In 1868, just after the Civil War, the parish of Holy Trinity was incorporated. The first church was located in Harlem on the corner of Fifth Avenue and 125th Street. At that time the Church, both in England and America, was locked in a debate over whether Sunday worship should be “Low” or “High” church. Low church Anglicans sought simplicity and wanted to distance themselves from Roman Catholicism. Elaborate vestments, incense, bells, etc. were felt to be superfluous. High church advocates preferred the symbolism of the rites and rituals of Roman tradition. For more than a dozen years, the congregation flourished in Harlem as a “Low” Anglican parish. (The current congregation would generally call itself “Broad” church, embodying the best of both the “Low” and “High” traditions.)

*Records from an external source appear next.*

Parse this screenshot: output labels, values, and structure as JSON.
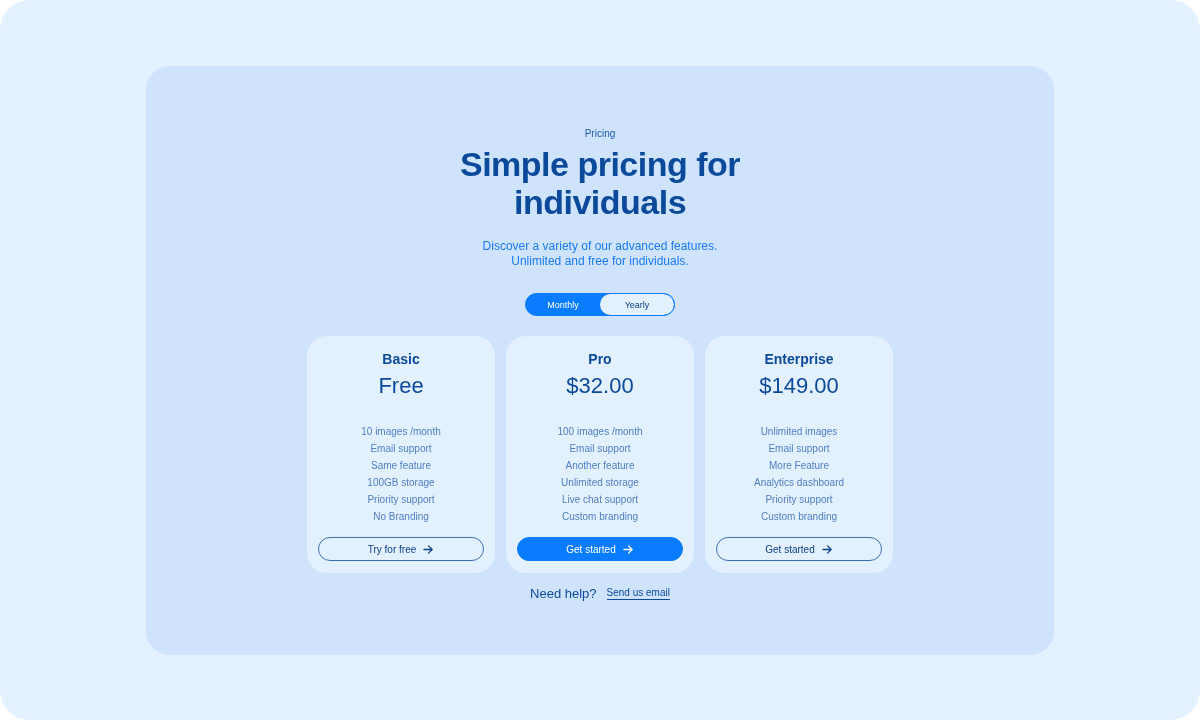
{
  "eyebrow": "Pricing",
  "title": "Simple pricing for individuals",
  "subtitle": [
    "Discover a variety of our advanced features.",
    "Unlimited and free for individuals."
  ],
  "billing_toggle": [
    {
      "label": "Monthly",
      "selected": true
    },
    {
      "label": "Yearly",
      "selected": false
    }
  ],
  "plans": [
    {
      "name": "Basic",
      "price": "Free",
      "features": [
        "10 images /month",
        "Email support",
        "Same feature",
        "100GB storage",
        "Priority support",
        "No Branding"
      ],
      "button": {
        "label": "Try for free",
        "kind": "outline"
      }
    },
    {
      "name": "Pro",
      "price": "$32.00",
      "features": [
        "100 images /month",
        "Email support",
        "Another feature",
        "Unlimited storage",
        "Live chat support",
        "Custom branding"
      ],
      "button": {
        "label": "Get started",
        "kind": "primary"
      }
    },
    {
      "name": "Enterprise",
      "price": "$149.00",
      "features": [
        "Unlimited images",
        "Email support",
        "More Feature",
        "Analytics dashboard",
        "Priority support",
        "Custom branding"
      ],
      "button": {
        "label": "Get started",
        "kind": "outline"
      }
    }
  ],
  "help": {
    "text": "Need help?",
    "link": "Send us email"
  }
}
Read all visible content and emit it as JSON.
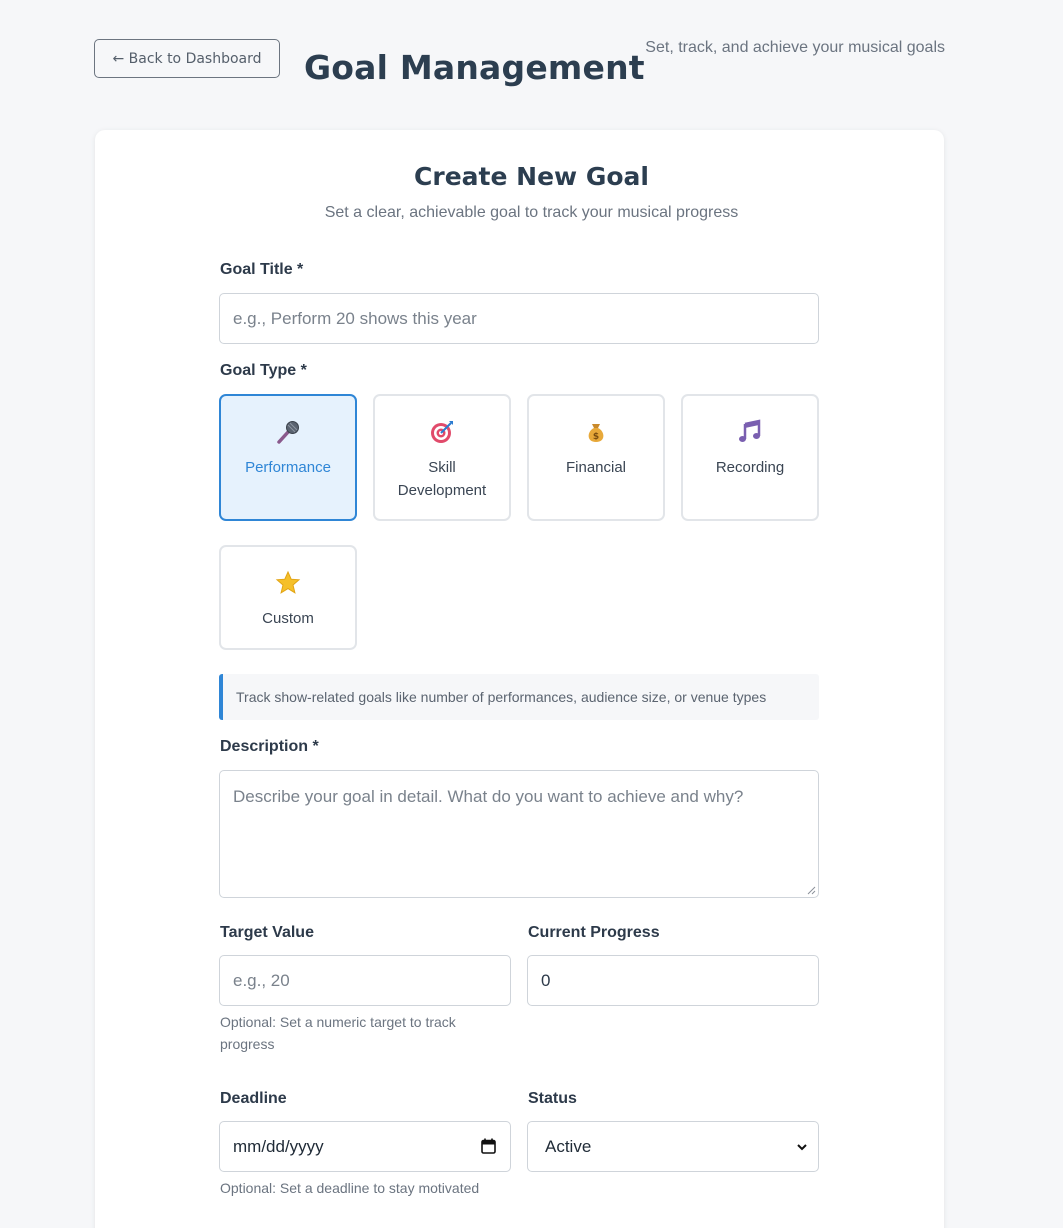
{
  "header": {
    "back_label": "← Back to Dashboard",
    "title": "Goal Management",
    "subtitle": "Set, track, and achieve your musical goals"
  },
  "form": {
    "title": "Create New Goal",
    "subtitle": "Set a clear, achievable goal to track your musical progress",
    "goal_title": {
      "label": "Goal Title *",
      "placeholder": "e.g., Perform 20 shows this year",
      "value": ""
    },
    "goal_type": {
      "label": "Goal Type *",
      "options": [
        {
          "label": "Performance",
          "icon": "microphone-icon",
          "selected": true
        },
        {
          "label": "Skill Development",
          "icon": "target-icon",
          "selected": false
        },
        {
          "label": "Financial",
          "icon": "money-bag-icon",
          "selected": false
        },
        {
          "label": "Recording",
          "icon": "music-note-icon",
          "selected": false
        },
        {
          "label": "Custom",
          "icon": "star-icon",
          "selected": false
        }
      ],
      "hint": "Track show-related goals like number of performances, audience size, or venue types"
    },
    "description": {
      "label": "Description *",
      "placeholder": "Describe your goal in detail. What do you want to achieve and why?"
    },
    "target_value": {
      "label": "Target Value",
      "placeholder": "e.g., 20",
      "help": "Optional: Set a numeric target to track progress"
    },
    "current_progress": {
      "label": "Current Progress",
      "value": "0"
    },
    "deadline": {
      "label": "Deadline",
      "placeholder": "mm/dd/yyyy",
      "help": "Optional: Set a deadline to stay motivated"
    },
    "status": {
      "label": "Status",
      "value": "Active"
    }
  },
  "colors": {
    "accent": "#2f86d6",
    "selected_bg": "#e6f2fd",
    "page_bg": "#f6f7f9",
    "title": "#2c3e50"
  }
}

In 1880, the church was destroyed by fire – but not the heart of the parish. The land on 125th Street was sold and a new church built on the corner of Lenox Avenue and 122nd Street. Though the parish was still “Low” church, the building was given an elaborate edifice. Unfortunately, another fire gutted the interior in 1925. The Vestry of Holy Trinity thought briefly of closing the church and selling the property, an idea vetoed by the rector and opposed by the bishop. Instead, the parish took advantage of the opportunity afforded by the fire to sell and relocate further uptown.
In 1927, Holy Trinity agreed to merge with The Mission of the Redeemer in the Inwood neighborhood of northern Manhattan at Seaman Avenue and Isham Street. The simple wood frame chapel stood where the tennis courts of Inwood Hill Park are now located. New land was purchased on the corner of Cumming Street and Seaman Avenue, one block from Dyckman (200th Street) and Broadway. Architect John Russell Pope was engaged to design a new building but in October 1929, the stock market crashed. Plans were amended and only a makeshift sanctuary and parish house were built. The grand gothic church and rectory envisioned by Pope were never constructed.
In the 1950’s, the parish had an estimated 300 members with events virtually every night of the week. The parish activities filled the lives of people in the neighborhood. The Holy Trinity auditorium was alive with activities from Cub Scouts and the parish basketball team, to Women’s Auxiliary and various fundraisers. As the 1950’s ended, membership declined as did church attendance across the United States. By 1986, this historic parish dwindled to a low of 8 members.
In the years since, a tenacious membership has survived and thrived. In 2016, the Vestry voted to become a mission of the Diocese of New York, a new vicar was appointed, membership and attendance are up, new ministries are starting, and a major renovation of facilities is being planned.
Last updated: August 26, 2018.